We’re delighted to say that HM Tower of London is poised to finally open its doors to visitors once again on Wednesday 19 May 2021. However, much work has been going on throughout the lockdowns to protect the fabric of the building and the future of the palace. Assistant Curator Alfred Hawkins reveals one of the important projects that he has been working on behind the scenes.
As a self-funded charity, the closure of the palaces during lockdown has had a devastating financial impact on Historic Royal Palaces. Additionally, being unable to share our spaces and stories with you in person over the past year has been saddening. Our work though, as the custodians of six royal palaces, did not stop when the gates closed. Each of the palaces require an extraordinary amount of specialist work to maintain and HM Tower of London, as our oldest palace, is no exception. From the White Tower to the moat, a dedicated team have been hard at work behind the scenes maintaining and conserving the palaces in preparation for your return. As we reach the light at the end of the tunnel, I can think of no better time to share what we have been up to.
The Wakefield Tower
One focus of our work during the lockdown has been the walkways leading to and from the Wakefield Tower (or as it is sometimes known – the Torture Tower). The Wakefield Tower itself is a grand example of medieval building prowess, acting as both an extravagant palace and formidable defensive bastion. Built by Henry III between 1220 and 1240, the tower originally sat at the edge of the river Thames and would have been accessible by boat via a postern (a small secondary door) uncovered during excavations in 1957-8.

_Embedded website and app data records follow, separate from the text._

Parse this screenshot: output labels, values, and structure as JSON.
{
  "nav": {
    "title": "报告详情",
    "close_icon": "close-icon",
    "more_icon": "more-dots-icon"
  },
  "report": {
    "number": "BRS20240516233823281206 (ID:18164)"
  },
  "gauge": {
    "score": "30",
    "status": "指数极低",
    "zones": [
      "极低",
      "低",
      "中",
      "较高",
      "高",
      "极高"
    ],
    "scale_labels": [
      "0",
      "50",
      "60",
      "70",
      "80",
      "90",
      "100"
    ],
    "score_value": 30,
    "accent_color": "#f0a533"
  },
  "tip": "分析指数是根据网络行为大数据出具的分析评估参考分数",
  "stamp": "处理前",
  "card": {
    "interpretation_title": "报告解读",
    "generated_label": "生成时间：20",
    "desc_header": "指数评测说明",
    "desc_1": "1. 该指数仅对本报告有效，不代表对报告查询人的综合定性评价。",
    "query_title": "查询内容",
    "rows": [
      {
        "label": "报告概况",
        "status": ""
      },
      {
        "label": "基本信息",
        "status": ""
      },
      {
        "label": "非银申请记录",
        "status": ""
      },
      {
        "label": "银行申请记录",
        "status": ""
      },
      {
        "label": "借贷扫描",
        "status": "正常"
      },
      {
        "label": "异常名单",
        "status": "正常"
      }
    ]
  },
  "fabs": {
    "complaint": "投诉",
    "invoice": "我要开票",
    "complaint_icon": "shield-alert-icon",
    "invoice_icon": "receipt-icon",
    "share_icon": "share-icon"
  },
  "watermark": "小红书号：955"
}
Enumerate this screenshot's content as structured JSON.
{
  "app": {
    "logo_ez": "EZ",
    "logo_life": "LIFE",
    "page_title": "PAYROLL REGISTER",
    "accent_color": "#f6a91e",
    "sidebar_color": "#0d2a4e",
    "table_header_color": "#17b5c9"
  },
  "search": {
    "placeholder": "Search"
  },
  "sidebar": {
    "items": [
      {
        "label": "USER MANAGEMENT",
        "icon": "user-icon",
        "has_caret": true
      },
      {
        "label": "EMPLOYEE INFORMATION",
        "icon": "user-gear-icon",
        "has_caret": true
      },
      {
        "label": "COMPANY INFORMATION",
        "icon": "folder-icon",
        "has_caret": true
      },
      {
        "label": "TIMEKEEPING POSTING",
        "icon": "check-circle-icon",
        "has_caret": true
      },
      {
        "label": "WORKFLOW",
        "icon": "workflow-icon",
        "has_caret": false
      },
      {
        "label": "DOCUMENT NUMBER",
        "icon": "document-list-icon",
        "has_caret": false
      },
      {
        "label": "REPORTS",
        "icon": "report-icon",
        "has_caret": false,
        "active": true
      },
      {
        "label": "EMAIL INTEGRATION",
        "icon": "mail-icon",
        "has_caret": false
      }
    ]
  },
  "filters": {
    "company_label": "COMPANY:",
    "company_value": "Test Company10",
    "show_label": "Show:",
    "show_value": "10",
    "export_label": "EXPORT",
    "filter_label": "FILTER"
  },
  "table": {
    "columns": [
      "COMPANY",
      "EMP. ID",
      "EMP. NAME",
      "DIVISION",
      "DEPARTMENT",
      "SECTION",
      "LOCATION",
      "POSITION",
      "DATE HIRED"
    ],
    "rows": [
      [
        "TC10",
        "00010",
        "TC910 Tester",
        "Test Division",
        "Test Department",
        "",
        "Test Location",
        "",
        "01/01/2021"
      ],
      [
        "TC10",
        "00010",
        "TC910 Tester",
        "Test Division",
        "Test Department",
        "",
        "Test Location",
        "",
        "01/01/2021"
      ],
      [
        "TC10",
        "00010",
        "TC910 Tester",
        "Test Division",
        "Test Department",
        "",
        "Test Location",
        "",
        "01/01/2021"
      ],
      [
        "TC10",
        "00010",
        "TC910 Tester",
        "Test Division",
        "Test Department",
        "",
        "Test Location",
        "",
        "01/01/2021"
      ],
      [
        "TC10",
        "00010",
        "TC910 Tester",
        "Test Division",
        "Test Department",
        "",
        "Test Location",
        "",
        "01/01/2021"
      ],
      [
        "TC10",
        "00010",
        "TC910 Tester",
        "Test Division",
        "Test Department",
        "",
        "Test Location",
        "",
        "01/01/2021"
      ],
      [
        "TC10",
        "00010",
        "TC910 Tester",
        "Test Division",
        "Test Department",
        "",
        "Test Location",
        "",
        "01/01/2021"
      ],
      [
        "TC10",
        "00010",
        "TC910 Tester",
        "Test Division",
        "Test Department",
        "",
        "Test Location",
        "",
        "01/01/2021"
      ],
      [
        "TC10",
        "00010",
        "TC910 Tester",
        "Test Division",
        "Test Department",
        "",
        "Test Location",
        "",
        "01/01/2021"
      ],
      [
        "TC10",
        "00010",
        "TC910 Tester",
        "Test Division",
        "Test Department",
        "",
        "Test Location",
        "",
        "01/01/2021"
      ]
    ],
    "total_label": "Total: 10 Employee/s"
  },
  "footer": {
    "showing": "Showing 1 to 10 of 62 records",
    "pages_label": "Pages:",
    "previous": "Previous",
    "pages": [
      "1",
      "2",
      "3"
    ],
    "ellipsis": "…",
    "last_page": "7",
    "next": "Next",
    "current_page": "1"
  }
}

Following the construction of St. Thomas’s Tower by Edward I, the Wakefield Tower slowly diminished as a royal lodging, becoming a store for official records from the 14th century until the mid-19th century. After the stores were relocated, the tower was altered between 1858 and 1869 by architect Anthony Salvin to exhibit the Crown Jewels, which had previously been held in the Martin Tower.
The jewels were held on the first floor of the tower for security reasons and were accessed by an external staircase and, subsequently, a two-storey building which was built against the northern elevation of the Tower. The walkways with which we were concerned, however, have a far shorter and less illustrious history. They were installed in around 1975 following the demolition of the previous entrance in 1970-1 and the relocation of the Crown Jewels to their current home in the Waterloo Block. While the walkways had been altered in 1995 and 2003, the supporting timber beams had never been replaced and were in a poor condition and needed to be replaced.
Now, you’ll be glad to hear that this blog isn’t an attempt to convince you of the importance of 1970s timber walkways. That being said, the removal of the walkways presented us with a unique opportunity to access and record parts of the Wakefield and Bloody Tower which would have usually been inaccessible – an opportunity we may not have again for 45 years. This recording, which consisted of a Watching Brief and ‘Stone by Stone’ petrological assessment, was carried out on our behalf by Pre-Construct Archaeology.
Petrology, the study of the formation of rocks, is invaluable to us at the Tower as by observing the microscopic details of a particular stone, alongside how it has been worked, we are able to date any exposed stonework at the fortress (and sometimes even locate the quarry!). This allows us to increase our understanding of the buildings at the Tower and to unravel stories millions of years in the making from the formation, excavation, transport and working of the stones which make up the formidable fortress.
Once the walkways had been removed, the recording process could begin. The first step was to draw the elevations to scale by hand. This drawing was then annotated by a petrologist who assessed each stone individually and took samples in order to ascertain the stone and mortar types, their age and phasing. This leaves an almost undecipherable drawing which forms the basis of our understanding of that particular section of the wall. Finally some computer magic converted those drawings into a scaled digital image accompanied by a report on the stone and mortar types present.
Through this assessment, the elevation shown above can be dated to around the 13th century. It contains a large quantity of Kentish Ragstone, a common building material at the Tower, alongside more unique pieces of Caen stone from Normandy, large quantities of which had been used by William the Conqueror in the construction of the White Tower. Alongside these were a number of re-used worked Roman stones which had almost certainly formed part of the city walls of Londinium almost two thousand years ago. Through combining these results with previous excavations, we can interpret this as a revetment (supporting) wall related to a defensive ditch dug around the Tower during Henry III’s works to expand the fortress.
Recording these previously concealed features helps to increase our understanding of the development of the Tower of London from William the Conqueror’s great keep to the sprawling fortress we know today, but this is by no means their only purpose. One of the most important aspects of the archaeological process is the creation of a ‘permanent record’. They provide us with a safeguard if, touch wood, a section of wall was to collapse and be lost to us forever.
This important work, which helps us to record and understand the secrets of the Tower, can only be undertaken with the support of every member, visitor or donor who allows us, as an independent charity, to fund the continued maintenance of our irreplaceable palaces. So when the drawbridges are lowered and the gates are open, please do pay us a visit – and keep an eye out for the extraordinary features hidden behind the mundane which you have helped to preserve.
And from everyone here at Historic Royal Palaces – Thank you.
Assistant Curator, Buildings
HM Tower of London